↓↓↓

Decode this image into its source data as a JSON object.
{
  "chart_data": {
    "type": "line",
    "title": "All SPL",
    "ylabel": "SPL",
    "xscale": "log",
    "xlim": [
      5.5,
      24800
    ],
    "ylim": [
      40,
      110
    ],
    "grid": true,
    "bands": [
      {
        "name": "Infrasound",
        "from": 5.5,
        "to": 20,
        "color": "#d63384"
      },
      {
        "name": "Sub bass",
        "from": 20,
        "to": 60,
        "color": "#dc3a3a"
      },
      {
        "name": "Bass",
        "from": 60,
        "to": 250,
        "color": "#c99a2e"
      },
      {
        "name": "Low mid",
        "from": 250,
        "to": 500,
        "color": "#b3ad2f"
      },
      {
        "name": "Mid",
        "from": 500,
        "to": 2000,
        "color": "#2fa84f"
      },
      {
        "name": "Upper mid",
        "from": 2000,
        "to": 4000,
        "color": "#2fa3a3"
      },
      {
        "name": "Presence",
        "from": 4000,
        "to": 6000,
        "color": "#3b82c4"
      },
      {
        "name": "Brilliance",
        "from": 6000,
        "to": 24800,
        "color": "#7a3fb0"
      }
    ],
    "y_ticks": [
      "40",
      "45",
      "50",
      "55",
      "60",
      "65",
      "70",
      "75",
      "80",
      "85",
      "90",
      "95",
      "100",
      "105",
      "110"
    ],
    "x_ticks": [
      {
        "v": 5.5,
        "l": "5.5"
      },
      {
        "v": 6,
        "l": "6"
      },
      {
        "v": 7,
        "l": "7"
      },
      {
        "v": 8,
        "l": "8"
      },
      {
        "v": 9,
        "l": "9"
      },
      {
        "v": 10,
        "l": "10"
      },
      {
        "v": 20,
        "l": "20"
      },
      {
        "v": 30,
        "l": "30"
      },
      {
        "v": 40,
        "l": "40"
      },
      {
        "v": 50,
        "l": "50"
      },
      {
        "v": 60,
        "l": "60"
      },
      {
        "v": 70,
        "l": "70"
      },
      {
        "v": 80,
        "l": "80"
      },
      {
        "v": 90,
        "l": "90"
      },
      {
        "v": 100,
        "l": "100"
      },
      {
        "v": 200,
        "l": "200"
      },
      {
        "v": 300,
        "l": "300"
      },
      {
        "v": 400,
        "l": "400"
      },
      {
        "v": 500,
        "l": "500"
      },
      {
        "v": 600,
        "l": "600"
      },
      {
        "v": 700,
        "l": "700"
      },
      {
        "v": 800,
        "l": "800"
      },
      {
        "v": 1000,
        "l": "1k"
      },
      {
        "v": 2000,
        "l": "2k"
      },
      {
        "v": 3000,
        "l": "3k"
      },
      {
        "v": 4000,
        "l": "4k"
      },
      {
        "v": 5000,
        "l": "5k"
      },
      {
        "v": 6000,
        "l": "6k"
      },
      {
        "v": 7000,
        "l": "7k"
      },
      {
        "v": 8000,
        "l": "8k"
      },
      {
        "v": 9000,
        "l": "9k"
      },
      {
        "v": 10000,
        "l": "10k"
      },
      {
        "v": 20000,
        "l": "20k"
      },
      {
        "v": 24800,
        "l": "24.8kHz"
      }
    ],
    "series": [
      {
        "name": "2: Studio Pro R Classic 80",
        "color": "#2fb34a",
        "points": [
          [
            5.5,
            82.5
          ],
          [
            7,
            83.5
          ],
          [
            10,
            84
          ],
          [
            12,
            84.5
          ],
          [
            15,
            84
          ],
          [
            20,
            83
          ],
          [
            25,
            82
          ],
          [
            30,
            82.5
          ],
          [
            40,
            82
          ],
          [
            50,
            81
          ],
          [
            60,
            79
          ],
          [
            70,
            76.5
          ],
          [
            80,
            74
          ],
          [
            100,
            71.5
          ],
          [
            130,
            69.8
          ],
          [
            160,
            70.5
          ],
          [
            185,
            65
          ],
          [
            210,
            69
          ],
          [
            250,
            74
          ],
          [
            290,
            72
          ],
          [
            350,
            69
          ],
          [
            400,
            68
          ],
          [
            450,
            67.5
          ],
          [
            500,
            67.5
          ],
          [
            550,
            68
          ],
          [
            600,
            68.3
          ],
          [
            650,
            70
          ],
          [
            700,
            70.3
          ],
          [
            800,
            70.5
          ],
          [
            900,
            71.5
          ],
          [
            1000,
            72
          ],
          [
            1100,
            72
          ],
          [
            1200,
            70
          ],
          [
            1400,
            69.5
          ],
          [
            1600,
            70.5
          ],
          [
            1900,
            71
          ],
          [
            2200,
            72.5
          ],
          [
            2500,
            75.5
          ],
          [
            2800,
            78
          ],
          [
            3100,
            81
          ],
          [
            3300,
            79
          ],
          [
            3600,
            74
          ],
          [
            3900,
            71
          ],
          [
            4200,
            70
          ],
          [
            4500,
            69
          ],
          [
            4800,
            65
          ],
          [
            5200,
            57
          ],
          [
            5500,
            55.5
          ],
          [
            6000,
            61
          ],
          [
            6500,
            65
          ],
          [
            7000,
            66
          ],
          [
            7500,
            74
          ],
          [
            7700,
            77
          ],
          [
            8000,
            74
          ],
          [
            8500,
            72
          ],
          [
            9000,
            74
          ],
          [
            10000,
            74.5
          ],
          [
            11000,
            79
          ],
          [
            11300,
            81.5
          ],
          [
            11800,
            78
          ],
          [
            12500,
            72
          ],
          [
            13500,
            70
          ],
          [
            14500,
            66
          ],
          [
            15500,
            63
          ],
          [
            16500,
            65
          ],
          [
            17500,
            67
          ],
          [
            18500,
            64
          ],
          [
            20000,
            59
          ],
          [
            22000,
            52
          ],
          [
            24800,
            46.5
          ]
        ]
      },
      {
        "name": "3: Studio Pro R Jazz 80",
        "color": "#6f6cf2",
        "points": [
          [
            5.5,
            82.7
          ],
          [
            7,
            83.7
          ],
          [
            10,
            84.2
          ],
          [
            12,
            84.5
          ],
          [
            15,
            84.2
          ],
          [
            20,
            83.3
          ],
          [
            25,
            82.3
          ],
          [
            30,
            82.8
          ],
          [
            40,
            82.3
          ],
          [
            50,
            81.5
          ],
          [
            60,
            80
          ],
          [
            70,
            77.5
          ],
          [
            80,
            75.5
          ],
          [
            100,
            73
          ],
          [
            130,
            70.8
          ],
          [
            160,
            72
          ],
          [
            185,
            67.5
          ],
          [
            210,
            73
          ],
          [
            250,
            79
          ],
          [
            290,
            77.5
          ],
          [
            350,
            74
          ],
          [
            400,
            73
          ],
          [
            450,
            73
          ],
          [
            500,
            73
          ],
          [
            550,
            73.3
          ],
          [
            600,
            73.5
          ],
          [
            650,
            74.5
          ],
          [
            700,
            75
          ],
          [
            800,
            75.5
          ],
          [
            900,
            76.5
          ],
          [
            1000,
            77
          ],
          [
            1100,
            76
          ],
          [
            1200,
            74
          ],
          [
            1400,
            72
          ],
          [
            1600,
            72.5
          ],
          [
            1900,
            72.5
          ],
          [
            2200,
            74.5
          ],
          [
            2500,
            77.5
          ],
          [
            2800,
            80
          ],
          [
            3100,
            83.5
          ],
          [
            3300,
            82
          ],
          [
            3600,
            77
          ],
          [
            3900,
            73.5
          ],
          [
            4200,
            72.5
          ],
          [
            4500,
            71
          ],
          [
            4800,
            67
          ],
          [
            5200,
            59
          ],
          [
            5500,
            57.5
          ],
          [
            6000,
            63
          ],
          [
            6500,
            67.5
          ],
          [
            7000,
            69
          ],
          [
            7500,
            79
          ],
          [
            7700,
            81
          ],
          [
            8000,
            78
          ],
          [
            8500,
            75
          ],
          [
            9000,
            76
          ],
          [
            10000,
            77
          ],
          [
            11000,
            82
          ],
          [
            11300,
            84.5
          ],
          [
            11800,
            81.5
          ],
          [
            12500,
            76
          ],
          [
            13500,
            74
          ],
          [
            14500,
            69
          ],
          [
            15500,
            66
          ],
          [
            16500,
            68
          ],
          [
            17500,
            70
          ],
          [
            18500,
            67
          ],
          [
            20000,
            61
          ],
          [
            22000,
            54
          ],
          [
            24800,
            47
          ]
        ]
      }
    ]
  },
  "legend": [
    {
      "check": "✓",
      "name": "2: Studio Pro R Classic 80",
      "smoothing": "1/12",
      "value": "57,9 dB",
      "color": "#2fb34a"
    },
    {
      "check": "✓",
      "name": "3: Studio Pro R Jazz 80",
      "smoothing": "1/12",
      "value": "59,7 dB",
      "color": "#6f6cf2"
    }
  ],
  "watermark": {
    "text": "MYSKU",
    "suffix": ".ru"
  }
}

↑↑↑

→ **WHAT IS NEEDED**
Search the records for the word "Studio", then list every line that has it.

→ **EXERCISE RESULT**
        "name": "2: Studio Pro R Classic 80",
        "name": "3: Studio Pro R Jazz 80",
      "name": "2: Studio Pro R Classic 80",
      "name": "3: Studio Pro R Jazz 80",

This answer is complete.